Assignment: Could you print the full listing again, exactly as written?

Data extract:
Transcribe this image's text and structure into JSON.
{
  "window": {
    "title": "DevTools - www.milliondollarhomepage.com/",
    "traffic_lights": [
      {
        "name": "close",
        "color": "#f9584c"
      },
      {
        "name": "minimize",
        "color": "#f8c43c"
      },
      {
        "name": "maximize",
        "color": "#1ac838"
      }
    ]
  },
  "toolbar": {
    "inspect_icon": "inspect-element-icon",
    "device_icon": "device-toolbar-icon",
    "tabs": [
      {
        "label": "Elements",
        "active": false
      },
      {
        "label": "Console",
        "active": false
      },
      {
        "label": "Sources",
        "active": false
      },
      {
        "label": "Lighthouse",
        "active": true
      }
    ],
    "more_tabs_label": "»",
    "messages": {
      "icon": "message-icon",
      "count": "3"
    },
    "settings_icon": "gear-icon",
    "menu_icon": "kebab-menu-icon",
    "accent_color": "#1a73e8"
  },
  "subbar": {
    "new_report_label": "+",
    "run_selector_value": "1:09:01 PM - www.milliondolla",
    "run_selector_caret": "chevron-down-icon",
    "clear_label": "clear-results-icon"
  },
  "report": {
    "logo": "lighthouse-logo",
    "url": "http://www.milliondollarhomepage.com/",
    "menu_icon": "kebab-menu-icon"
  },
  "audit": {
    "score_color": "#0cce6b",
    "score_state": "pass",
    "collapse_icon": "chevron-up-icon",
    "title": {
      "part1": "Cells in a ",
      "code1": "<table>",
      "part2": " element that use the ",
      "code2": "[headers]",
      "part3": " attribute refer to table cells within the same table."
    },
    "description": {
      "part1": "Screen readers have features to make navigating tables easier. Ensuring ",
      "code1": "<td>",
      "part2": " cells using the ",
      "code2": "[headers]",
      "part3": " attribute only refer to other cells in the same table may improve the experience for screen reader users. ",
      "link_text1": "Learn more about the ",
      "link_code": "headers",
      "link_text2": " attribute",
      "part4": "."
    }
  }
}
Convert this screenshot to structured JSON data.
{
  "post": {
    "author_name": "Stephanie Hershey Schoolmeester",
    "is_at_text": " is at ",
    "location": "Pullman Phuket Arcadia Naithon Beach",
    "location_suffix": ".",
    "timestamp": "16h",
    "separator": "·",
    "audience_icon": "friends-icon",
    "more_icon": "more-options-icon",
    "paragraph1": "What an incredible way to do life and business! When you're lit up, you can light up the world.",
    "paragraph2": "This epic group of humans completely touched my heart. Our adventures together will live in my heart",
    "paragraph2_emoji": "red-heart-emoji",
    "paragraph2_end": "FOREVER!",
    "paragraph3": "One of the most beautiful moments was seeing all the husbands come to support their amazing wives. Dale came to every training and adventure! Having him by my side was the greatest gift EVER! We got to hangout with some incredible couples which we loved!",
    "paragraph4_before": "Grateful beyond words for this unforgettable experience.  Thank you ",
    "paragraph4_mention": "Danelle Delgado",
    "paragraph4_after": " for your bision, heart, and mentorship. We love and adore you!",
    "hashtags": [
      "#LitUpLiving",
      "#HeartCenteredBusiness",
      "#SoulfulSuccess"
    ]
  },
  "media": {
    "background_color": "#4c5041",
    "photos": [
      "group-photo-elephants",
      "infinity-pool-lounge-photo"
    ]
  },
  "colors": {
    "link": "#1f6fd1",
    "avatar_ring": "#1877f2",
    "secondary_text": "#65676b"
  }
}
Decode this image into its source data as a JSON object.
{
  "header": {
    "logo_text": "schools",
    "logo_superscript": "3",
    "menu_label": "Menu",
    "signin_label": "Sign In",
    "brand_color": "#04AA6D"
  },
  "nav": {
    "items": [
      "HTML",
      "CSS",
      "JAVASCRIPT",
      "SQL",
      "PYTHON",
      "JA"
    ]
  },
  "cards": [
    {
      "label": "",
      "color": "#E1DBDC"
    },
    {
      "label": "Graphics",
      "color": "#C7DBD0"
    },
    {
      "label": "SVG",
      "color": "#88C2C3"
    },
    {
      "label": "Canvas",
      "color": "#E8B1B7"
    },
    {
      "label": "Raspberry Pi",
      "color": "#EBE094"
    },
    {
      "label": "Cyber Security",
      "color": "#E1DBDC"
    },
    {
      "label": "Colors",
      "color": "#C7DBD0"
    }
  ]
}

Exercise response:
Transcribe this image's text and structure into JSON.
{
  "window": {
    "title": "DevTools - www.milliondollarhomepage.com/",
    "traffic_lights": [
      {
        "name": "close",
        "color": "#f9584c"
      },
      {
        "name": "minimize",
        "color": "#f8c43c"
      },
      {
        "name": "maximize",
        "color": "#1ac838"
      }
    ]
  },
  "toolbar": {
    "inspect_icon": "inspect-element-icon",
    "device_icon": "device-toolbar-icon",
    "tabs": [
      {
        "label": "Elements",
        "active": false
      },
      {
        "label": "Console",
        "active": false
      },
      {
        "label": "Sources",
        "active": false
      },
      {
        "label": "Lighthouse",
        "active": true
      }
    ],
    "more_tabs_label": "»",
    "messages": {
      "icon": "message-icon",
      "count": "3"
    },
    "settings_icon": "gear-icon",
    "menu_icon": "kebab-menu-icon",
    "accent_color": "#1a73e8"
  },
  "subbar": {
    "new_report_label": "+",
    "run_selector_value": "1:09:01 PM - www.milliondolla",
    "run_selector_caret": "chevron-down-icon",
    "clear_label": "clear-results-icon"
  },
  "report": {
    "logo": "lighthouse-logo",
    "url": "http://www.milliondollarhomepage.com/",
    "menu_icon": "kebab-menu-icon"
  },
  "audit": {
    "score_color": "#0cce6b",
    "score_state": "pass",
    "collapse_icon": "chevron-up-icon",
    "title": {
      "part1": "Cells in a ",
      "code1": "<table>",
      "part2": " element that use the ",
      "code2": "[headers]",
      "part3": " attribute refer to table cells within the same table."
    },
    "description": {
      "part1": "Screen readers have features to make navigating tables easier. Ensuring ",
      "code1": "<td>",
      "part2": " cells using the ",
      "code2": "[headers]",
      "part3": " attribute only refer to other cells in the same table may improve the experience for screen reader users. ",
      "link_text1": "Learn more about the ",
      "link_code": "headers",
      "link_text2": " attribute",
      "part4": "."
    }
  }
}
Convert this screenshot to structured JSON data.
{
  "post": {
    "author_name": "Stephanie Hershey Schoolmeester",
    "is_at_text": " is at ",
    "location": "Pullman Phuket Arcadia Naithon Beach",
    "location_suffix": ".",
    "timestamp": "16h",
    "separator": "·",
    "audience_icon": "friends-icon",
    "more_icon": "more-options-icon",
    "paragraph1": "What an incredible way to do life and business! When you're lit up, you can light up the world.",
    "paragraph2": "This epic group of humans completely touched my heart. Our adventures together will live in my heart",
    "paragraph2_emoji": "red-heart-emoji",
    "paragraph2_end": "FOREVER!",
    "paragraph3": "One of the most beautiful moments was seeing all the husbands come to support their amazing wives. Dale came to every training and adventure! Having him by my side was the greatest gift EVER! We got to hangout with some incredible couples which we loved!",
    "paragraph4_before": "Grateful beyond words for this unforgettable experience.  Thank you ",
    "paragraph4_mention": "Danelle Delgado",
    "paragraph4_after": " for your bision, heart, and mentorship. We love and adore you!",
    "hashtags": [
      "#LitUpLiving",
      "#HeartCenteredBusiness",
      "#SoulfulSuccess"
    ]
  },
  "media": {
    "background_color": "#4c5041",
    "photos": [
      "group-photo-elephants",
      "infinity-pool-lounge-photo"
    ]
  },
  "colors": {
    "link": "#1f6fd1",
    "avatar_ring": "#1877f2",
    "secondary_text": "#65676b"
  }
}
Decode this image into its source data as a JSON object.
{
  "header": {
    "logo_text": "schools",
    "logo_superscript": "3",
    "menu_label": "Menu",
    "signin_label": "Sign In",
    "brand_color": "#04AA6D"
  },
  "nav": {
    "items": [
      "HTML",
      "CSS",
      "JAVASCRIPT",
      "SQL",
      "PYTHON",
      "JA"
    ]
  },
  "cards": [
    {
      "label": "",
      "color": "#E1DBDC"
    },
    {
      "label": "Graphics",
      "color": "#C7DBD0"
    },
    {
      "label": "SVG",
      "color": "#88C2C3"
    },
    {
      "label": "Canvas",
      "color": "#E8B1B7"
    },
    {
      "label": "Raspberry Pi",
      "color": "#EBE094"
    },
    {
      "label": "Cyber Security",
      "color": "#E1DBDC"
    },
    {
      "label": "Colors",
      "color": "#C7DBD0"
    }
  ]
}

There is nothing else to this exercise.